by Kathy Honeyman, 12/27/16*
Just when you think you’ve gotten accustomed to your adult child with special
needs living outside the home, something happens.
Recently, my daughter was at a Christmas party. And all hell broke loose. First,
a little background. Becky is 27 years old and lives with four other women in a
well-run and caring group home a few miles from where we live. She has
moderate intellectual disabilities, an active seizure disorder, as well as some
challenging sensory issues.
She moved into the group home two years ago. The move was more traumatic
for me than it was for her. She was ready! She acclimated within a few weeks
and had no desire to move back home. “I love them, mom!” It took me months.
There were a few bumps in the road, but overall, things were going well. Until
I should have seen it coming. She had gotten overstimulated with performing in
the chorus, the music was very loud, and her best friend was not paying any
attention to her. She got very emotional and wanted me to do something about
her friend. In the past, I would have ushered her out of the environment to a
calmer, quieter place until she settled down. However, that night, her staff was
with her. Staff, along with myself, as well as a well-intentioned party guest
surrounded her, which, of course, only escalated the situation. The result: A
monumental meltdown—a 190 lb. woman screaming and throwing herself on
the dance floor.
Here’s the problem. The staff was directing her their way; I was directing her my

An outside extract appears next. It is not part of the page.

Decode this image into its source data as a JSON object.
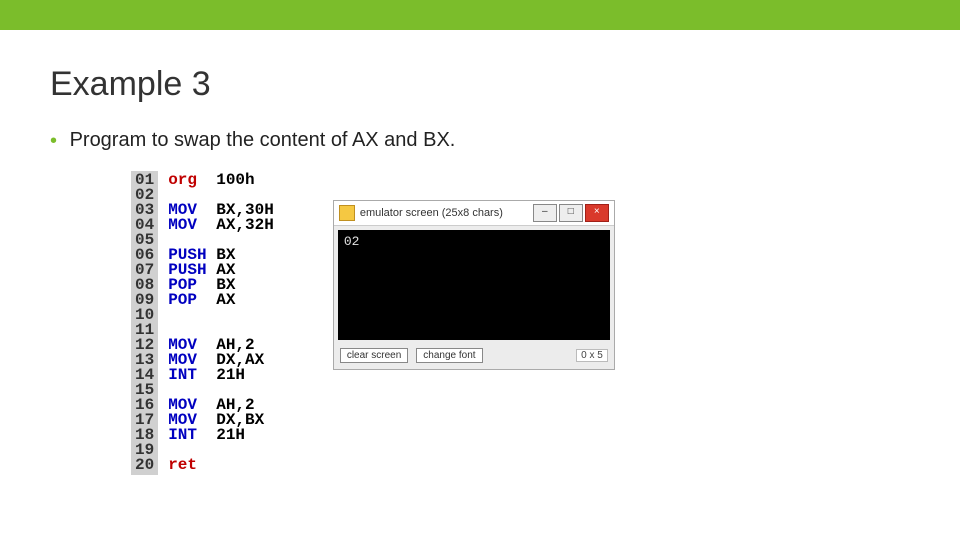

way. It didn’t really matter who was right. What mattered was that she was
getting two conflicting messages which made the situation far worse than it
might have been. We were all pretty shaken up.
After I got her back to the group home, I went home and had a long talk with my
husband and son, basically about my role in Becky’s life. For the first time, it
dawned on me that Becky was no longer mine to control. She now lives with
someone else. And she needs to respect the rules of the house where she lives.
This was an important “a-ha!” moment for me.
Letting go of your adult child with special needs is different than letting go of
your adult child without special needs. You find yourself holding on too
tightly—the same way you would if you were crossing a busy street with a young
child. Often, they will hold on just as tightly. Sometimes their maturity is so
slow that you don’t even notice that they are now adults. But they need to find
their own way—with support, yes, but
their own way
What I needed to understand was that Becky was truly living her own life
outside of my control. It’s ironic, because that’s what I always wanted for her. I
was finally getting it. She was living her own life. I just didn’t know it! My role
has changed. My hold on her has changed. It’s not that it has gone away, it’s
The experience, as painful as it was, helped move me to my next step in
parenting. It moved me towards treating her as an independent woman who
lives in her own place. That means I can’t just march in there as you would with
a child. Obviously, this does not include times when speaking up is necessary.
But it does acknowledge that Becky is now living her own life, and she has to
deal with the demands of living in a group home with staff and four roommates.
That’s her job.
My job is to continue loving her. I am now just a mom, a more enlightened
mom, but still, just a mom who will encourage her to make a life for herself,
rather than my always designing it. In many ways, it’s a harder role to
play—after years of building a life around her needs. But it’s one that was
necessary for me to recognize. Of course, she was already doing it! Same as her
brother, our adult son.
Kathy is a clinical social worker practicing in Raleigh. She has worked with
persons with IDD and their families for the past 25 years. Her website is